** Work to be completed **
Spot each line in the data below containing "title" and copy it.

Dataset excerpts: Begin

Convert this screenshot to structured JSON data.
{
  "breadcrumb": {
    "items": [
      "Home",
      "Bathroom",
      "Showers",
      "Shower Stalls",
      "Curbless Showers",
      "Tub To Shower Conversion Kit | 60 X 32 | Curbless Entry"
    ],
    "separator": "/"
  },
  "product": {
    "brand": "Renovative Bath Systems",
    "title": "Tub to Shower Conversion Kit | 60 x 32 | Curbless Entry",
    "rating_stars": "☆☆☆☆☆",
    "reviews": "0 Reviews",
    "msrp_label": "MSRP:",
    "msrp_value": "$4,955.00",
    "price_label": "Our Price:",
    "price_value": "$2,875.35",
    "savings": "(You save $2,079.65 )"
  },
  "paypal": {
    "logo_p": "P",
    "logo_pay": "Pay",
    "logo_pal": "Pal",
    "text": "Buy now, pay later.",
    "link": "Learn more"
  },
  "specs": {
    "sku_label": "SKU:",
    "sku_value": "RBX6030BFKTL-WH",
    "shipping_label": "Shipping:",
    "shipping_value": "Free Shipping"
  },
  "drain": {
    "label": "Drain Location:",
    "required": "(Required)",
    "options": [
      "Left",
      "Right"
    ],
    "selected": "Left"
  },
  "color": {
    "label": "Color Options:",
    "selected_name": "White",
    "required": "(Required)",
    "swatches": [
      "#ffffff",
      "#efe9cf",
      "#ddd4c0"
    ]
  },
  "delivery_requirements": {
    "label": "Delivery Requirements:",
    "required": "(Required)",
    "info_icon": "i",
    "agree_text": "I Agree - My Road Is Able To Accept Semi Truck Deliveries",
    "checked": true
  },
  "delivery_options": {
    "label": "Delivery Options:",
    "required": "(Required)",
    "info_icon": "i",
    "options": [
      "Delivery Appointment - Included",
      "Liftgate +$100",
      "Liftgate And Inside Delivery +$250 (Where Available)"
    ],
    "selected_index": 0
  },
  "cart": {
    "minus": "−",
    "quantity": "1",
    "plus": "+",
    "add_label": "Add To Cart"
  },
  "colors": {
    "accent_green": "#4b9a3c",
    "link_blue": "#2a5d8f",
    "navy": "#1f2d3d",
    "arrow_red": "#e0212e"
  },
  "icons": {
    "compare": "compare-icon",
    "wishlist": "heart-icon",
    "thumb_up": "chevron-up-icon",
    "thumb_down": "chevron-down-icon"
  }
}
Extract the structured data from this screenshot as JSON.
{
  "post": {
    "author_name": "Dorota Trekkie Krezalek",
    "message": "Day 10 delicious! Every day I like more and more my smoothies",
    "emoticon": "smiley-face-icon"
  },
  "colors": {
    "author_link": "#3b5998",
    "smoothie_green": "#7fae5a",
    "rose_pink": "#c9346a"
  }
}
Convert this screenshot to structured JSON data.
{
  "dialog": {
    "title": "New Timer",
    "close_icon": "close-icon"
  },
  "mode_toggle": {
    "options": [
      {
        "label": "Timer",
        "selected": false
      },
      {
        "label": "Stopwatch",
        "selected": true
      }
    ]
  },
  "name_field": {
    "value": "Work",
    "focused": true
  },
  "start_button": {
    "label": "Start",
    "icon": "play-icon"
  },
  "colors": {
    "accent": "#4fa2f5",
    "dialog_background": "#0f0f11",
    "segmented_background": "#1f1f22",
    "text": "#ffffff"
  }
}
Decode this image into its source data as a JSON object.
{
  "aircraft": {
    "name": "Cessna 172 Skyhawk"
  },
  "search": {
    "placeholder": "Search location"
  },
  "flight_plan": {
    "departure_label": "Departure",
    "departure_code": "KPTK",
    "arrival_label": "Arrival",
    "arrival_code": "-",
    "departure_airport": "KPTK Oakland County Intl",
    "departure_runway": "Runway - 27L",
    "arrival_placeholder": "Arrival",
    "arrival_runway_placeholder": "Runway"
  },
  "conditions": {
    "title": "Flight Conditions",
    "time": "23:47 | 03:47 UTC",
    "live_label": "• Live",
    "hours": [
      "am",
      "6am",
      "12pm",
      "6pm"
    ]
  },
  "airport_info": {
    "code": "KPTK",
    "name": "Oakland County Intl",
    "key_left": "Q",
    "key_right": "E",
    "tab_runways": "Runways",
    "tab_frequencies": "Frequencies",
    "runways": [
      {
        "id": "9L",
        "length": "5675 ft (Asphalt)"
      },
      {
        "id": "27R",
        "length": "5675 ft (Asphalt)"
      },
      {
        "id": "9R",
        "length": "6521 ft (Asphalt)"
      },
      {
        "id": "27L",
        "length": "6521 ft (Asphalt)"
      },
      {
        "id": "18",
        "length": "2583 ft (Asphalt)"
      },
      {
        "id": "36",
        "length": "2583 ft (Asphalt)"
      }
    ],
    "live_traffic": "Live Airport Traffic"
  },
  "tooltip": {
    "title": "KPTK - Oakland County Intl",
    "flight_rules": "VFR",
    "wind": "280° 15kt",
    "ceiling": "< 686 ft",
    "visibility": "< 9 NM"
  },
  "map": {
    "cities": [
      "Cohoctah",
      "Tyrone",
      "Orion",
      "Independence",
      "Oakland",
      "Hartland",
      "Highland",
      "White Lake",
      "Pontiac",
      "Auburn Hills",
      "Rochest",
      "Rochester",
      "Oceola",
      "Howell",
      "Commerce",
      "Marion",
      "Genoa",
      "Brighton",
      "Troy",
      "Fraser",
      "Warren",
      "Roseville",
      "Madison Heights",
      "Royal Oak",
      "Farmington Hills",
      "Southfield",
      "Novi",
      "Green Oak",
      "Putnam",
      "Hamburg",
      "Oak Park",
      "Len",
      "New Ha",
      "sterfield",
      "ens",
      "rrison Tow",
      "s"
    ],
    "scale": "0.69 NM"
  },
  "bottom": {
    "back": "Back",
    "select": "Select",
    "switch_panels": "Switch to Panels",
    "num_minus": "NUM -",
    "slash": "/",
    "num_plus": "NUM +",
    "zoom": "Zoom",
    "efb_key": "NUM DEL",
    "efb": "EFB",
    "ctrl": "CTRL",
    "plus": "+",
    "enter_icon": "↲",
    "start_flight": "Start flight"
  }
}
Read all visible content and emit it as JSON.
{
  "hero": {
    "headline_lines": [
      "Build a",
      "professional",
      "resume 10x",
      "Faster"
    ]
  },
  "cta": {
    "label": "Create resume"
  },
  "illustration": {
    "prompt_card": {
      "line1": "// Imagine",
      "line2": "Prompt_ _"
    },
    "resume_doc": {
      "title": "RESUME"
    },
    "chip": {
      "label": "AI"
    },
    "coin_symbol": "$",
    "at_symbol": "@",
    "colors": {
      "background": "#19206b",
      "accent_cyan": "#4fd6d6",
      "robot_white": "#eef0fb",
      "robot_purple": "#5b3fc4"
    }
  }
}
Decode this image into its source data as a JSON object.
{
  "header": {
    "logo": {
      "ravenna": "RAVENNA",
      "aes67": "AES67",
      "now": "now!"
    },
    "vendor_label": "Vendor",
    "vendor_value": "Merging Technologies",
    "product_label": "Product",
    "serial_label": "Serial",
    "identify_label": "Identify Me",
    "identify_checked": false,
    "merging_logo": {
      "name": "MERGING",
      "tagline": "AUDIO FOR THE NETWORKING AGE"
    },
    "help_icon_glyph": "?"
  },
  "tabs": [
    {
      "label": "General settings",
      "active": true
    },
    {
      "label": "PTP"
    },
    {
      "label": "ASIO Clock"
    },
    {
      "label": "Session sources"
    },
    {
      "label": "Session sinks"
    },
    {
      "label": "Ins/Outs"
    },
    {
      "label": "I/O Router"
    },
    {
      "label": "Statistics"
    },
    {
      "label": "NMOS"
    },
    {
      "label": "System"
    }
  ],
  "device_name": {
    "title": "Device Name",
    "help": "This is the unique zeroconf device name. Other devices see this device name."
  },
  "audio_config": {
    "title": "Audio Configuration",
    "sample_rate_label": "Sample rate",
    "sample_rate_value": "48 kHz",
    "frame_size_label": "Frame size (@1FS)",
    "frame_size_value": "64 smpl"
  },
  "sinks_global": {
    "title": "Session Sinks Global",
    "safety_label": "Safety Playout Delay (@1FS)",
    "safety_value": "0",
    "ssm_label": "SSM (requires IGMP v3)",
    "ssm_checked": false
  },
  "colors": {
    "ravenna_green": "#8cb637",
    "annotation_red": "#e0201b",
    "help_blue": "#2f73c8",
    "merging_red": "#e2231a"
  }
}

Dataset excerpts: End

** Solved exercise **
    "title": "Tub to Shower Conversion Kit | 60 x 32 | Curbless Entry",
    "title": "New Timer",
    "title": "Flight Conditions",
    "title": "KPTK - Oakland County Intl",
      "title": "RESUME"
    "title": "Device Name",
    "title": "Audio Configuration",
    "title": "Session Sinks Global",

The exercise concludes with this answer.